I am now waiting to hear from the hospital but the high BP got me thinking about our lifestyle because it was too high to be just white coat syndrome.

During the last six months we have consumed alcohol almost everyday. Discussions on having alcohol free days hardly ever happened partly because some meals just have to be accompanied by a fine glass or two of wine and there was and still is, the inevitable boredom of life in general these days. Then there are the pre-dinner aperitifs which at times were almost post luncheon drinks on really bad weather days, beer for the LSO and sherry or gin and tonic for me. Sometimes if we haven’t had wine with the meal a measure of single malt whisky will be poured as a nightcap, of course.

This all led me to looking at units of alcohol and assessing what we actually are consuming on a regular daily basis. OMG, just too much, no wonder my blood pressure is so high.

So changes are afoot, two alcohol free days a week is the aim and a reduction in the amount we drink during the other five days. Can we do it? It’s simple really, we must do it, if we want to be healthy and maintain a good quality of life.

Watch this space, I might benefit from some weight loss too!

Life in a vacuum.

I actually feel that I can’t breathe properly at the moment. I am in a state of confusion. Why? Well the ‘why’ is because I just have too many grey areas of ‘ifs’ and ‘buts’ surrounding me.

First there is the coronavirus which has created a vacuum for most people, social distancing, mask wearing and the problems of going out. On it’s own, not so much of a problem that can’t be overcome but then I come to the AP and everything changes.

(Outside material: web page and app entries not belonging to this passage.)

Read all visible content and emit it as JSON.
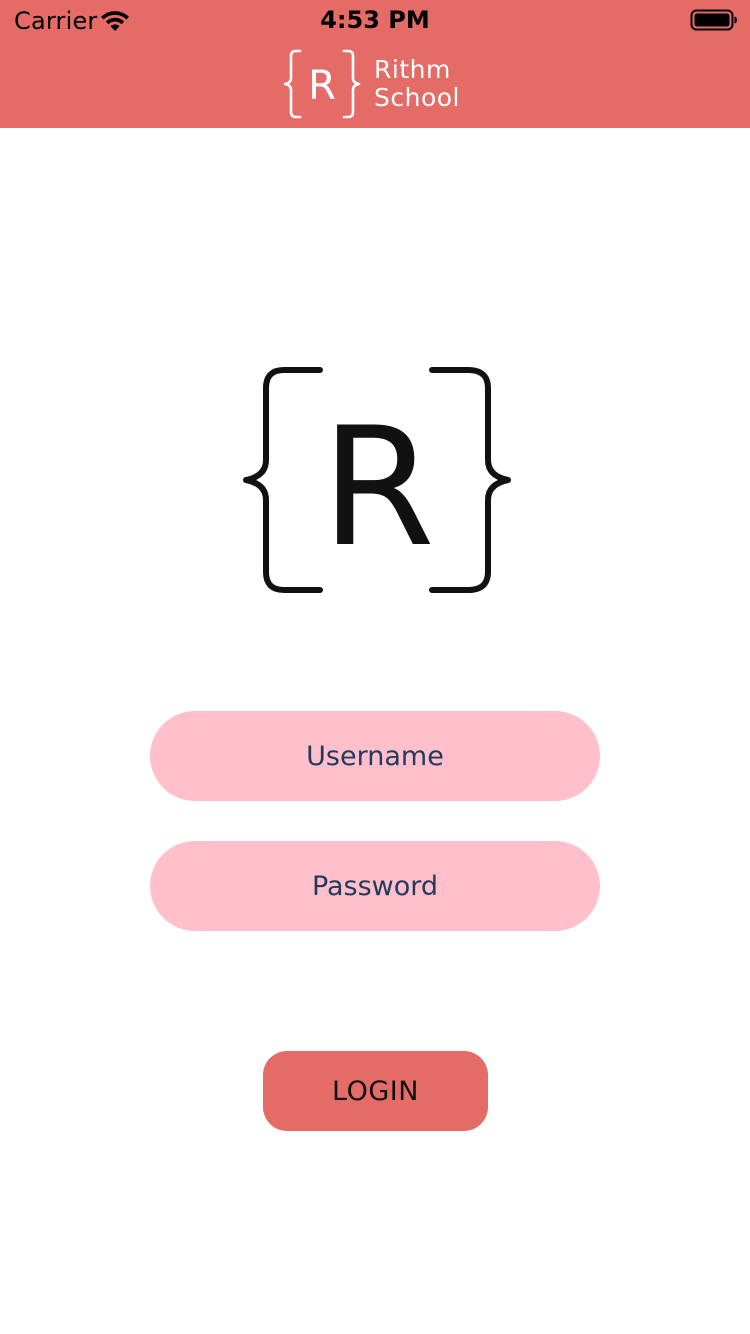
{
  "status_bar": {
    "carrier": "Carrier",
    "time": "4:53 PM"
  },
  "header": {
    "logo_letter": "R",
    "brand_line1": "Rithm",
    "brand_line2": "School",
    "background_color": "#E56B67"
  },
  "hero_logo": {
    "letter": "R"
  },
  "form": {
    "username_placeholder": "Username",
    "password_placeholder": "Password",
    "field_color": "#FFC0CB",
    "login_label": "LOGIN",
    "login_color": "#E56B67"
  }
}
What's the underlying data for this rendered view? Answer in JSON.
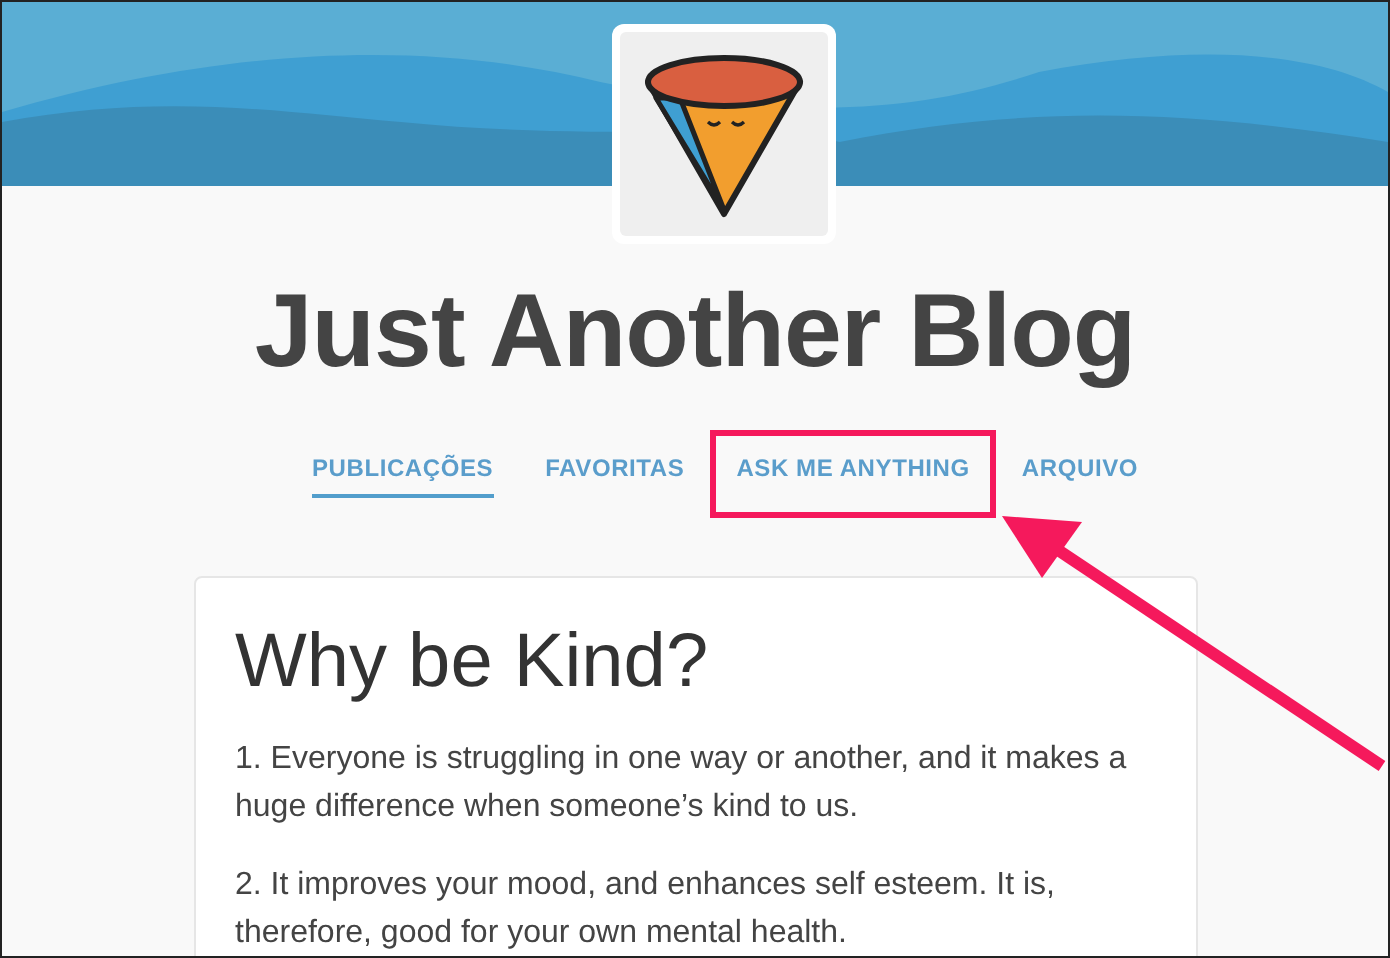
{
  "blog": {
    "title": "Just Another Blog"
  },
  "nav": [
    {
      "label": "PUBLICAÇÕES",
      "selected": true,
      "highlighted": false
    },
    {
      "label": "FAVORITAS",
      "selected": false,
      "highlighted": false
    },
    {
      "label": "ASK ME ANYTHING",
      "selected": false,
      "highlighted": true
    },
    {
      "label": "ARQUIVO",
      "selected": false,
      "highlighted": false
    }
  ],
  "annotation_arrow": true,
  "post": {
    "title": "Why be Kind?",
    "paragraphs": [
      "1. Everyone is struggling in one way or another, and it makes a huge difference when someone’s kind to us.",
      "2. It improves your mood, and enhances self esteem. It is, therefore, good for your own mental health."
    ]
  }
}
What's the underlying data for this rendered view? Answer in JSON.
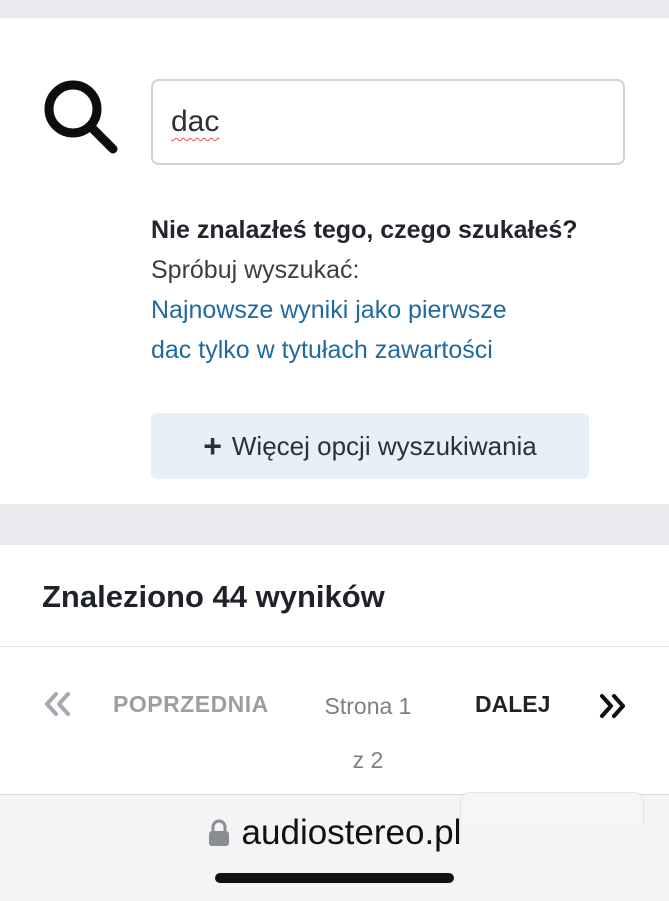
{
  "search": {
    "value": "dac"
  },
  "hint": {
    "bold_text": "Nie znalazłeś tego, czego szukałeś?",
    "text": "Spróbuj wyszukać:",
    "link_newest": "Najnowsze wyniki jako pierwsze",
    "link_titles": "dac tylko w tytułach zawartości"
  },
  "more_options": {
    "icon": "plus-icon",
    "label": "Więcej opcji wyszukiwania"
  },
  "results": {
    "title": "Znaleziono 44 wyników"
  },
  "pagination": {
    "first_icon": "double-chevron-left-icon",
    "prev_label": "POPRZEDNIA",
    "page_line1": "Strona 1",
    "page_line2": "z 2",
    "next_label": "DALEJ",
    "last_icon": "double-chevron-right-icon"
  },
  "browser": {
    "url": "audiostereo.pl",
    "lock_icon": "lock-icon"
  }
}
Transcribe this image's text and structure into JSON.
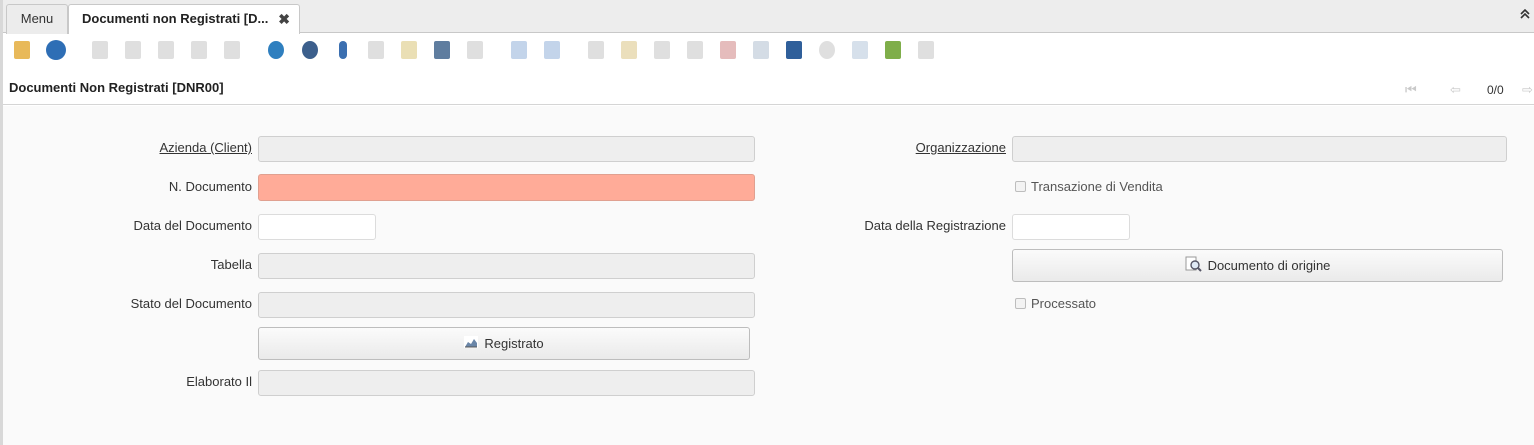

The home she is in is expensive and because of her total assets she has to be self-funding and her immediate savings are dwindling at a rate of knots despite her pensions going in every month. Although she is 102 years old, frail and definitely dotty she doesn’t fit into any nice little niche for claiming extra money so I am having to contact the County Council for assistance.

The government, in March, instructed all landlords and letting agents to leave tenants in their properties until September even if the tenancy has run out which the AP’s has. The rest of the AP’s care home funding is to come from the sale of her property but even if the rule is lifted in September the tenant has to be given three months notice. Who wants to move over Christmas, heaven only knows when the house can be sold?

In the meanwhile I wait, wait for the Council to come back to me for further details, then I wait, hopefully to hear they will help whilst also waiting to see if the embargo on landlords is lifted, it’s just the uncertainty of it all and it is all so very, very frustrating. When I spoke to the AP on the phone yesterday she came out with the startling revelation that she thought her care in the home was free, that the NHS were paying.

I wish! For over five years we looked after the AP with absolutely no help, in this country there is no place to go, no help given unless you are on the poverty line. It doesn’t matter that you have worked all your life, paid all your taxes, didn’t block beds in the NHS; but is there any recognition of this? No, not a thing, you just go on paying and people like the LSO and myself have to disappear down rabbit holes trying to sort everything out. Now just to put a lid on everything I am being made, by the government, to feel even more uncomfortable because I am overweight and all this just creates an even bigger vacuum. It will take me many, many months in an ideal situation to lose weight but this is not an ideal situation I find myself in.

Did I hear the LSO getting out the wine glasses…..that’ll be a large one for me please!